Top of Records supplied

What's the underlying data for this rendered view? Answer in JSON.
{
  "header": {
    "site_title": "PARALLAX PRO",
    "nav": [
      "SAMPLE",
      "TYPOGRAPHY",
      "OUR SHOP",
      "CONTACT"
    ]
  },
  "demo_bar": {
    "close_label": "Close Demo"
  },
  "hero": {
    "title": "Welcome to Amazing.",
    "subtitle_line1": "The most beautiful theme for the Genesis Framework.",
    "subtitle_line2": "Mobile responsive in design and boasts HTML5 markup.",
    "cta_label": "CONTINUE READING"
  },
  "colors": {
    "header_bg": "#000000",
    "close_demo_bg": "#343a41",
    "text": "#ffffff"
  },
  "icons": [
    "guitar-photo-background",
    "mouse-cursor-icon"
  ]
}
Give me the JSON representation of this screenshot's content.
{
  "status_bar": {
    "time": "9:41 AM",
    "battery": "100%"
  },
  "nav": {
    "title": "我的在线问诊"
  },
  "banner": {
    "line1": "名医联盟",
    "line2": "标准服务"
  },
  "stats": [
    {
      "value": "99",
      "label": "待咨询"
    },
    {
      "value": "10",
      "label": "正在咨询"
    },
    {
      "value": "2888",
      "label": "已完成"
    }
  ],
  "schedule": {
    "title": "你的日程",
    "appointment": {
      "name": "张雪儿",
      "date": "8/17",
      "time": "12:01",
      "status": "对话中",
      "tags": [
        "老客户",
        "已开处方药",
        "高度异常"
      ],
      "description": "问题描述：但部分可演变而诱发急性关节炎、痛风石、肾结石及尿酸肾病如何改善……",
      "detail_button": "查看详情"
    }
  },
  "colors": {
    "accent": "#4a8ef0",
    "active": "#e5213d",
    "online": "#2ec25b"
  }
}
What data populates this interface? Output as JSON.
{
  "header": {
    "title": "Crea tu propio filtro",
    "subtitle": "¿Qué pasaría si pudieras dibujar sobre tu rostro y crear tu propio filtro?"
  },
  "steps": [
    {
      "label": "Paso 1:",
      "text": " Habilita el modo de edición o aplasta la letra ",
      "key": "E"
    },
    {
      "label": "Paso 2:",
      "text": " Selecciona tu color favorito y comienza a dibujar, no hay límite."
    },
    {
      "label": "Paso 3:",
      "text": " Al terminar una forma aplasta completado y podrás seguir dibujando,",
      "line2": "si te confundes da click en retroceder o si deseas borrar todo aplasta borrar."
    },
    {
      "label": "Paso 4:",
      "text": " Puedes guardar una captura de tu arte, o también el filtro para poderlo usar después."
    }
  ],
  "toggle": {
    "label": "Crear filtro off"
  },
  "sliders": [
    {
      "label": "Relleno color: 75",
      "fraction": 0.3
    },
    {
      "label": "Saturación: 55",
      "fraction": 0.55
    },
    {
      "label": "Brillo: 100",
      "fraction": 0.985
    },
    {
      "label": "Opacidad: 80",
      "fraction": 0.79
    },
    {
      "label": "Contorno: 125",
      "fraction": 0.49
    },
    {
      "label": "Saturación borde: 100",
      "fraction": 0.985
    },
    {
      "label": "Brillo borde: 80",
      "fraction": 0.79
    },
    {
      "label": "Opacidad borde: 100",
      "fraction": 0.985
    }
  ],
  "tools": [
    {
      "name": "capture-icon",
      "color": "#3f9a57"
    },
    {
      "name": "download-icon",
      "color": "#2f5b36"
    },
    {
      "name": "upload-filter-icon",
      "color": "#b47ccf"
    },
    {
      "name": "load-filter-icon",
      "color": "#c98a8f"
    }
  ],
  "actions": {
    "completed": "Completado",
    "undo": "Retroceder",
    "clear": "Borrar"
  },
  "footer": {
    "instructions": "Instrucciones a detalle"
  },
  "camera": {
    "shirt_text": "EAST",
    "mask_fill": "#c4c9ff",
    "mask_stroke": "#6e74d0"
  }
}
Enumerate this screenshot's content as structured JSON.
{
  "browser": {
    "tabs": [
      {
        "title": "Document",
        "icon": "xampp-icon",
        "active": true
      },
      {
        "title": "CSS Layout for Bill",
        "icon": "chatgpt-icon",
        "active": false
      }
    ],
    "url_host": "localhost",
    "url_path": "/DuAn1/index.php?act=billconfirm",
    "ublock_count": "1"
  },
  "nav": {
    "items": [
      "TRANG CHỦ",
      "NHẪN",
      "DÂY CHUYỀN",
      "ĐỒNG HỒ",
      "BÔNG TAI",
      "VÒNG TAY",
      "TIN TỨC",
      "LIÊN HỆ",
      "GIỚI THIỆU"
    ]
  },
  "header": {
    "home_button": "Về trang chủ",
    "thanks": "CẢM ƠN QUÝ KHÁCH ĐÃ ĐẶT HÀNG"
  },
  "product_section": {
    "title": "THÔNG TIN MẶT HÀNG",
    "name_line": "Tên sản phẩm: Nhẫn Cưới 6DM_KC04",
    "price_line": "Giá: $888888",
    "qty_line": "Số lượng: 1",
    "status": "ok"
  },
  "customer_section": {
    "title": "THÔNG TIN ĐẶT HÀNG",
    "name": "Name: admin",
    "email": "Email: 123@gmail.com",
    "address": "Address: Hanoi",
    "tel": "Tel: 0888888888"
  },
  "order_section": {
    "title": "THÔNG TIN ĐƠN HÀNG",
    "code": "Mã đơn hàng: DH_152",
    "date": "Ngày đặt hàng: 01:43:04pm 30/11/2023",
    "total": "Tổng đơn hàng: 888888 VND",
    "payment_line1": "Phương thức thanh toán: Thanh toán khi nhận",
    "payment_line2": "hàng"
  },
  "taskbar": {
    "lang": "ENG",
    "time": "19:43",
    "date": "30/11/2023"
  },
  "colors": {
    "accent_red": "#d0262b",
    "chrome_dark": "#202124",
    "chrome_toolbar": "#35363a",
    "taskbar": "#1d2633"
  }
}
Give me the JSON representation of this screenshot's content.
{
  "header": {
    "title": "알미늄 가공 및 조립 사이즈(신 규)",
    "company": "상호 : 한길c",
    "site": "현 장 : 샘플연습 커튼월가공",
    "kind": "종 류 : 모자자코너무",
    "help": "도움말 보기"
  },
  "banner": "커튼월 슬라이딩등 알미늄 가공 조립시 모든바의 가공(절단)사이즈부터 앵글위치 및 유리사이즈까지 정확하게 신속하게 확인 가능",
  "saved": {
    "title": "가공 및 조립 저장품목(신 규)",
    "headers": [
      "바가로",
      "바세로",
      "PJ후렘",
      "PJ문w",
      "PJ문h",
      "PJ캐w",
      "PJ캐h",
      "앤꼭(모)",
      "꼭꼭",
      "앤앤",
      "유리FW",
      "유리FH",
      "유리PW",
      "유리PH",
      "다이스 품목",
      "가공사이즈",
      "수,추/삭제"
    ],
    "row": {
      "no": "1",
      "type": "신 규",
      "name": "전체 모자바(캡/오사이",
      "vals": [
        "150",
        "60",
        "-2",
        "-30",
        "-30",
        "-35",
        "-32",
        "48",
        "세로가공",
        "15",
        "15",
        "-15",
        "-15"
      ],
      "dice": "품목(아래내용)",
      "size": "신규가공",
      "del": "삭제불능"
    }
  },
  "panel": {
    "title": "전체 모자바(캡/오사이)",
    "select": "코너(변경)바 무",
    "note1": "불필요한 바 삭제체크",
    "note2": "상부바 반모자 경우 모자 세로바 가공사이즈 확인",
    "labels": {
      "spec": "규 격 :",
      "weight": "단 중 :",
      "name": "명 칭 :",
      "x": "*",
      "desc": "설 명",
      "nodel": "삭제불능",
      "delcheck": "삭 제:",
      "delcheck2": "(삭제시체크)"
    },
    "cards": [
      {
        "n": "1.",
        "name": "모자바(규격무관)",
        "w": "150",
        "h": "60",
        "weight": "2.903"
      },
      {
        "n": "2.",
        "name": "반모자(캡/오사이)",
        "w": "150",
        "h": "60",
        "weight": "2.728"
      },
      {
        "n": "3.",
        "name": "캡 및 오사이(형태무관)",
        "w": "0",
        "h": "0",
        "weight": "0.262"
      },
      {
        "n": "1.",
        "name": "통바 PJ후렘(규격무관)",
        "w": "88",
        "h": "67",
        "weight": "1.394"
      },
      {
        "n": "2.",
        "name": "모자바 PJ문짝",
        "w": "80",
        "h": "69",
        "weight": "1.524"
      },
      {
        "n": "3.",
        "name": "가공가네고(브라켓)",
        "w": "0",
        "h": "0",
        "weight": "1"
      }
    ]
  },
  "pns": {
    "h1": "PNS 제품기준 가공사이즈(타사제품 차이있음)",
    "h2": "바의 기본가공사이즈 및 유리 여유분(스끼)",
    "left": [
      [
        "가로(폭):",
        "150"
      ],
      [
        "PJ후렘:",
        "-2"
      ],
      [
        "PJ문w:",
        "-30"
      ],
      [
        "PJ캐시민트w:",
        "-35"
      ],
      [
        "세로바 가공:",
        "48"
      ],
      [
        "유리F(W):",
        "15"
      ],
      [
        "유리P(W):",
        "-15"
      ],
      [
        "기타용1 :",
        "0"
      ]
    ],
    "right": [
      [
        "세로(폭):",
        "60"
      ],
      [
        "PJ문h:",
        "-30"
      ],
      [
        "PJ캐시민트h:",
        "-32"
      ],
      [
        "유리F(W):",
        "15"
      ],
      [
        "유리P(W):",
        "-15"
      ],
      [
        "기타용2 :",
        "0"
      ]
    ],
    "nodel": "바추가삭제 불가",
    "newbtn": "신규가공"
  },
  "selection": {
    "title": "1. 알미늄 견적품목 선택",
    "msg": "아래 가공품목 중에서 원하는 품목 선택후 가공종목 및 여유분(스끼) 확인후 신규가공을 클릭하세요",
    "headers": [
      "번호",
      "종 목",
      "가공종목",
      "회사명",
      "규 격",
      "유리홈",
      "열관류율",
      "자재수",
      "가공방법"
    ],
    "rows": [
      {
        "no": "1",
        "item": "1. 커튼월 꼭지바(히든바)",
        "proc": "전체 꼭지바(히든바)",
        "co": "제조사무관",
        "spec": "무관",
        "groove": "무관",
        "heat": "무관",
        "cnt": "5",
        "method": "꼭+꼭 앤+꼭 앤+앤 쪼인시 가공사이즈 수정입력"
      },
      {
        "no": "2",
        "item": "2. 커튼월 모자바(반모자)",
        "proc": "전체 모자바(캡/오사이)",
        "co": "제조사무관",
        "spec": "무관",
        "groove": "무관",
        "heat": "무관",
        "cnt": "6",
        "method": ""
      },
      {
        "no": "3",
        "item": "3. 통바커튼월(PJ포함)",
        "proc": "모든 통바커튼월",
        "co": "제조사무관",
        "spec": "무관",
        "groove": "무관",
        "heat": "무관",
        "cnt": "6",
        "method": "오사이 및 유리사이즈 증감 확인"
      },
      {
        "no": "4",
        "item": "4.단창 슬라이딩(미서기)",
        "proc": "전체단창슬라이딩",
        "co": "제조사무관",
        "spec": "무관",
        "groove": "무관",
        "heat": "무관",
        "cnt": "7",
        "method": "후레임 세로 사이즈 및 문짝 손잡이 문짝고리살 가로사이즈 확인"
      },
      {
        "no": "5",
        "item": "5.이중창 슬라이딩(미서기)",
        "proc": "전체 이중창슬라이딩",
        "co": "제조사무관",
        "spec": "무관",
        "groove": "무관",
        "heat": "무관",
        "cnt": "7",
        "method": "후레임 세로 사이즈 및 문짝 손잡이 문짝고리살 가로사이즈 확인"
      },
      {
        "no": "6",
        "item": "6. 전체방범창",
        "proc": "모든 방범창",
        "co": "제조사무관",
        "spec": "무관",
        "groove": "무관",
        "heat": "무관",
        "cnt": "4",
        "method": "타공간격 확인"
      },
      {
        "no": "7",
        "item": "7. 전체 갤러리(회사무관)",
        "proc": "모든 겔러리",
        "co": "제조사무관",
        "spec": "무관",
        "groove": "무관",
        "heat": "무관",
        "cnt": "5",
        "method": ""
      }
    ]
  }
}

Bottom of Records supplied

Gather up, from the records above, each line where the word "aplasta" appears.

* Solution to this problem:
      "text": " Habilita el modo de edición o aplasta la letra ",
      "text": " Al terminar una forma aplasta completado y podrás seguir dibujando,",
      "line2": "si te confundes da click en retroceder o si deseas borrar todo aplasta borrar."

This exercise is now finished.